▸ **Entries from a dataset of interfaces**:
━━━━━━━━━━━━━━━━

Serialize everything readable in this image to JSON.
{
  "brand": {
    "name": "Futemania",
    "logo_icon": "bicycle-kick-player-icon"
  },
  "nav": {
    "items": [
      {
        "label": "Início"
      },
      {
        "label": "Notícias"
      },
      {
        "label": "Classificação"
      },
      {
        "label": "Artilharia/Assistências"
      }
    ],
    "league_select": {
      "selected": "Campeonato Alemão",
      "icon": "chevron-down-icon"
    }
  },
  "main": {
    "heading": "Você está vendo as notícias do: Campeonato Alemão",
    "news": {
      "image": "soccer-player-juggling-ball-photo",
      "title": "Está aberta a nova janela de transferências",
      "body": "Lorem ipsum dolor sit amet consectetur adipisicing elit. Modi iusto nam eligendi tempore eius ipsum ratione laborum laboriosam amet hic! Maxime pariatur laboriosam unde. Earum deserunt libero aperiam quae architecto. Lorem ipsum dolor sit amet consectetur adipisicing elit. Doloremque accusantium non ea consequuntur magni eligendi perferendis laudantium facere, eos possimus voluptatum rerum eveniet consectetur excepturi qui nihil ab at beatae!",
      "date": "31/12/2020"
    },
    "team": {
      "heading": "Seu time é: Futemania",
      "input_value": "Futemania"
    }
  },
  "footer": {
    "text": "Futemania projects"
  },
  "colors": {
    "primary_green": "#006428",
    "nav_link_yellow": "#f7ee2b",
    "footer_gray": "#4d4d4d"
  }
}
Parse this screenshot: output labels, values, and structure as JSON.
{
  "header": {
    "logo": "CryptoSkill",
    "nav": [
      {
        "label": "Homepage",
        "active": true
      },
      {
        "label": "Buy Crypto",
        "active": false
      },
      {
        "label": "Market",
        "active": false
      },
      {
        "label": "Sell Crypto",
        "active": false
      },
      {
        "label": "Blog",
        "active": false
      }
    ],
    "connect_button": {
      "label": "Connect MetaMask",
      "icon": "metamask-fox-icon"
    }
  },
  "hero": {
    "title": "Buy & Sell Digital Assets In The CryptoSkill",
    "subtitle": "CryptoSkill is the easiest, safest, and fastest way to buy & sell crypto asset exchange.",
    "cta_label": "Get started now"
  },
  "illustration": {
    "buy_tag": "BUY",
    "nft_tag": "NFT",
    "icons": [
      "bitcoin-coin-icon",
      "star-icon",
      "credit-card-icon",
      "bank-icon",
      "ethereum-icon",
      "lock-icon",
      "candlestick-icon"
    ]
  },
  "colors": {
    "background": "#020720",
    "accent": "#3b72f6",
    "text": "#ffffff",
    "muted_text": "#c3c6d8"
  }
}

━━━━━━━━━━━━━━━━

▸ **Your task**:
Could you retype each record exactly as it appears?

▸ **Output of the task**:
Serialize everything readable in this image to JSON.
{
  "brand": {
    "name": "Futemania",
    "logo_icon": "bicycle-kick-player-icon"
  },
  "nav": {
    "items": [
      {
        "label": "Início"
      },
      {
        "label": "Notícias"
      },
      {
        "label": "Classificação"
      },
      {
        "label": "Artilharia/Assistências"
      }
    ],
    "league_select": {
      "selected": "Campeonato Alemão",
      "icon": "chevron-down-icon"
    }
  },
  "main": {
    "heading": "Você está vendo as notícias do: Campeonato Alemão",
    "news": {
      "image": "soccer-player-juggling-ball-photo",
      "title": "Está aberta a nova janela de transferências",
      "body": "Lorem ipsum dolor sit amet consectetur adipisicing elit. Modi iusto nam eligendi tempore eius ipsum ratione laborum laboriosam amet hic! Maxime pariatur laboriosam unde. Earum deserunt libero aperiam quae architecto. Lorem ipsum dolor sit amet consectetur adipisicing elit. Doloremque accusantium non ea consequuntur magni eligendi perferendis laudantium facere, eos possimus voluptatum rerum eveniet consectetur excepturi qui nihil ab at beatae!",
      "date": "31/12/2020"
    },
    "team": {
      "heading": "Seu time é: Futemania",
      "input_value": "Futemania"
    }
  },
  "footer": {
    "text": "Futemania projects"
  },
  "colors": {
    "primary_green": "#006428",
    "nav_link_yellow": "#f7ee2b",
    "footer_gray": "#4d4d4d"
  }
}
Parse this screenshot: output labels, values, and structure as JSON.
{
  "header": {
    "logo": "CryptoSkill",
    "nav": [
      {
        "label": "Homepage",
        "active": true
      },
      {
        "label": "Buy Crypto",
        "active": false
      },
      {
        "label": "Market",
        "active": false
      },
      {
        "label": "Sell Crypto",
        "active": false
      },
      {
        "label": "Blog",
        "active": false
      }
    ],
    "connect_button": {
      "label": "Connect MetaMask",
      "icon": "metamask-fox-icon"
    }
  },
  "hero": {
    "title": "Buy & Sell Digital Assets In The CryptoSkill",
    "subtitle": "CryptoSkill is the easiest, safest, and fastest way to buy & sell crypto asset exchange.",
    "cta_label": "Get started now"
  },
  "illustration": {
    "buy_tag": "BUY",
    "nft_tag": "NFT",
    "icons": [
      "bitcoin-coin-icon",
      "star-icon",
      "credit-card-icon",
      "bank-icon",
      "ethereum-icon",
      "lock-icon",
      "candlestick-icon"
    ]
  },
  "colors": {
    "background": "#020720",
    "accent": "#3b72f6",
    "text": "#ffffff",
    "muted_text": "#c3c6d8"
  }
}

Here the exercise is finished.